PROBLEM DESCRIPTION → Figure out how many lines in the records below hold the string "package". That number alone is the answer.

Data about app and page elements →
========================
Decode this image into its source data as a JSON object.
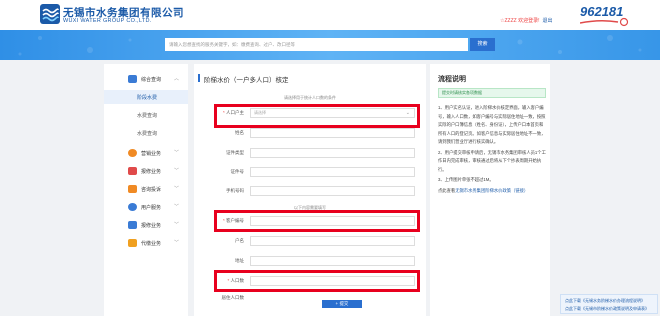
{
  "header": {
    "logo_cn": "无锡市水务集团有限公司",
    "logo_en": "WUXI WATER GROUP CO.,LTD.",
    "user_text": "☆ZZZZ 欢迎登录!",
    "logout_label": "退出",
    "hotline": "962181"
  },
  "search": {
    "placeholder": "请输入您想查找的服务关键字，如：缴费查询、过户、改口径等",
    "button_label": "搜索"
  },
  "sidebar": {
    "items": [
      {
        "label": "综合查询",
        "icon": "search-doc-icon",
        "color": "#3a7bd5",
        "expanded": true
      },
      {
        "label": "营销业务",
        "icon": "water-drop-icon",
        "color": "#f08a24"
      },
      {
        "label": "报修业务",
        "icon": "wrench-icon",
        "color": "#e04a4a"
      },
      {
        "label": "咨询投诉",
        "icon": "chat-icon",
        "color": "#f08a24"
      },
      {
        "label": "用户服务",
        "icon": "user-icon",
        "color": "#3a7bd5"
      },
      {
        "label": "报修业务",
        "icon": "tool-icon",
        "color": "#3a7bd5"
      },
      {
        "label": "代缴业务",
        "icon": "bank-icon",
        "color": "#f0a020"
      }
    ],
    "subitems": [
      {
        "label": "阶段水费",
        "active": true
      },
      {
        "label": "水费查询",
        "active": false
      },
      {
        "label": "水费查询",
        "active": false
      }
    ]
  },
  "form": {
    "title": "阶梯水价（一户多人口）核定",
    "hint_top": "请选择用于统计人口数的条件",
    "hint_mid": "以下内容需要填写",
    "fields": [
      {
        "label": "人口户主",
        "value": "请选择",
        "required": true,
        "type": "select"
      },
      {
        "label": "姓名",
        "value": ""
      },
      {
        "label": "证件类型",
        "value": ""
      },
      {
        "label": "证件号",
        "value": ""
      },
      {
        "label": "手机号码",
        "value": ""
      },
      {
        "label": "客户编号",
        "value": "",
        "required": true
      },
      {
        "label": "户名",
        "value": ""
      },
      {
        "label": "地址",
        "value": ""
      },
      {
        "label": "人口数",
        "value": "",
        "required": true
      },
      {
        "label": "居住人口数",
        "value": ""
      }
    ],
    "submit_label": "提交"
  },
  "process": {
    "title": "流程说明",
    "tag": "提交时请核实各项数据",
    "paragraphs": [
      "1、用户实名认证，进入阶梯水价核定界面，输入客户编号，输入人口数，如客户编号与实际居住地址一致，按照实际的户口簿信息（姓名、身份证），上传户口本首页和所有人口的登记页。如客户信息与实际居住地址不一致，请到我们营业厅进行核实确认。",
      "2、用户提交审核申请后，无锡市水务集团审核人员1个工作日内完成审核，审核通过后将从下个抄表周期开始执行。",
      "3、上传图片单张不超过1M。"
    ],
    "link_prefix": "点此查看",
    "link_text": "无锡市水务集团阶梯水价政策（链接）"
  },
  "downloads": {
    "line1": "点此下载《无锡水务阶梯水价办理流程说明》",
    "line2": "点此下载《无锡市阶梯水价政策说明及申请表》"
  }
}
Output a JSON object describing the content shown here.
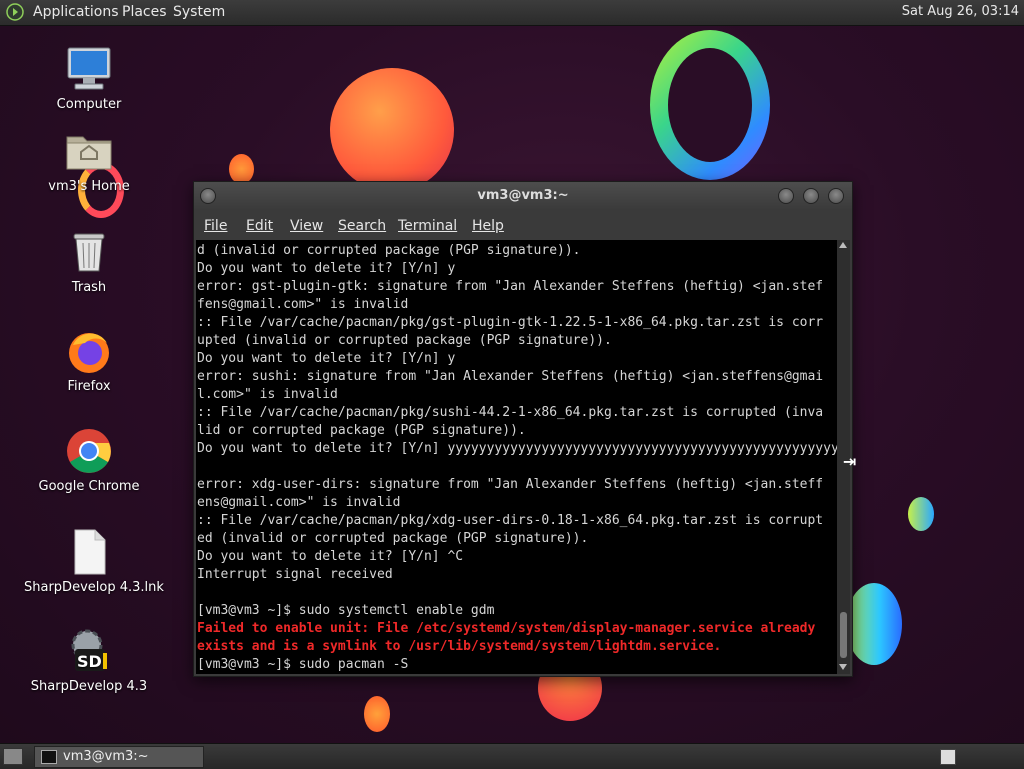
{
  "top_panel": {
    "menus": [
      "Applications",
      "Places",
      "System"
    ],
    "clock": "Sat Aug 26, 03:14"
  },
  "desktop_icons": [
    {
      "label": "Computer",
      "icon": "computer-icon"
    },
    {
      "label": "vm3's Home",
      "icon": "home-folder-icon"
    },
    {
      "label": "Trash",
      "icon": "trash-icon"
    },
    {
      "label": "Firefox",
      "icon": "firefox-icon"
    },
    {
      "label": "Google Chrome",
      "icon": "chrome-icon"
    },
    {
      "label": "SharpDevelop 4.3.lnk",
      "icon": "file-icon"
    },
    {
      "label": "SharpDevelop 4.3",
      "icon": "sharpdevelop-icon"
    }
  ],
  "terminal": {
    "title": "vm3@vm3:~",
    "menu": [
      "File",
      "Edit",
      "View",
      "Search",
      "Terminal",
      "Help"
    ],
    "lines": [
      {
        "text": "d (invalid or corrupted package (PGP signature)).",
        "err": false
      },
      {
        "text": "Do you want to delete it? [Y/n] y",
        "err": false
      },
      {
        "text": "error: gst-plugin-gtk: signature from \"Jan Alexander Steffens (heftig) <jan.stef",
        "err": false
      },
      {
        "text": "fens@gmail.com>\" is invalid",
        "err": false
      },
      {
        "text": ":: File /var/cache/pacman/pkg/gst-plugin-gtk-1.22.5-1-x86_64.pkg.tar.zst is corr",
        "err": false
      },
      {
        "text": "upted (invalid or corrupted package (PGP signature)).",
        "err": false
      },
      {
        "text": "Do you want to delete it? [Y/n] y",
        "err": false
      },
      {
        "text": "error: sushi: signature from \"Jan Alexander Steffens (heftig) <jan.steffens@gmai",
        "err": false
      },
      {
        "text": "l.com>\" is invalid",
        "err": false
      },
      {
        "text": ":: File /var/cache/pacman/pkg/sushi-44.2-1-x86_64.pkg.tar.zst is corrupted (inva",
        "err": false
      },
      {
        "text": "lid or corrupted package (PGP signature)).",
        "err": false
      },
      {
        "text": "Do you want to delete it? [Y/n] yyyyyyyyyyyyyyyyyyyyyyyyyyyyyyyyyyyyyyyyyyyyyyyyyyyy",
        "err": false
      },
      {
        "text": "",
        "err": false
      },
      {
        "text": "error: xdg-user-dirs: signature from \"Jan Alexander Steffens (heftig) <jan.steff",
        "err": false
      },
      {
        "text": "ens@gmail.com>\" is invalid",
        "err": false
      },
      {
        "text": ":: File /var/cache/pacman/pkg/xdg-user-dirs-0.18-1-x86_64.pkg.tar.zst is corrupt",
        "err": false
      },
      {
        "text": "ed (invalid or corrupted package (PGP signature)).",
        "err": false
      },
      {
        "text": "Do you want to delete it? [Y/n] ^C",
        "err": false
      },
      {
        "text": "Interrupt signal received",
        "err": false
      },
      {
        "text": "",
        "err": false
      },
      {
        "text": "[vm3@vm3 ~]$ sudo systemctl enable gdm",
        "err": false
      },
      {
        "text": "Failed to enable unit: File /etc/systemd/system/display-manager.service already",
        "err": true
      },
      {
        "text": "exists and is a symlink to /usr/lib/systemd/system/lightdm.service.",
        "err": true
      },
      {
        "text": "[vm3@vm3 ~]$ sudo pacman -S",
        "err": false
      }
    ]
  },
  "taskbar": {
    "window_button": "vm3@vm3:~"
  },
  "colors": {
    "error_text": "#ef2929",
    "terminal_bg": "#000000",
    "terminal_fg": "#d6d6d6"
  }
}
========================
SOLVED EXERCISE → 4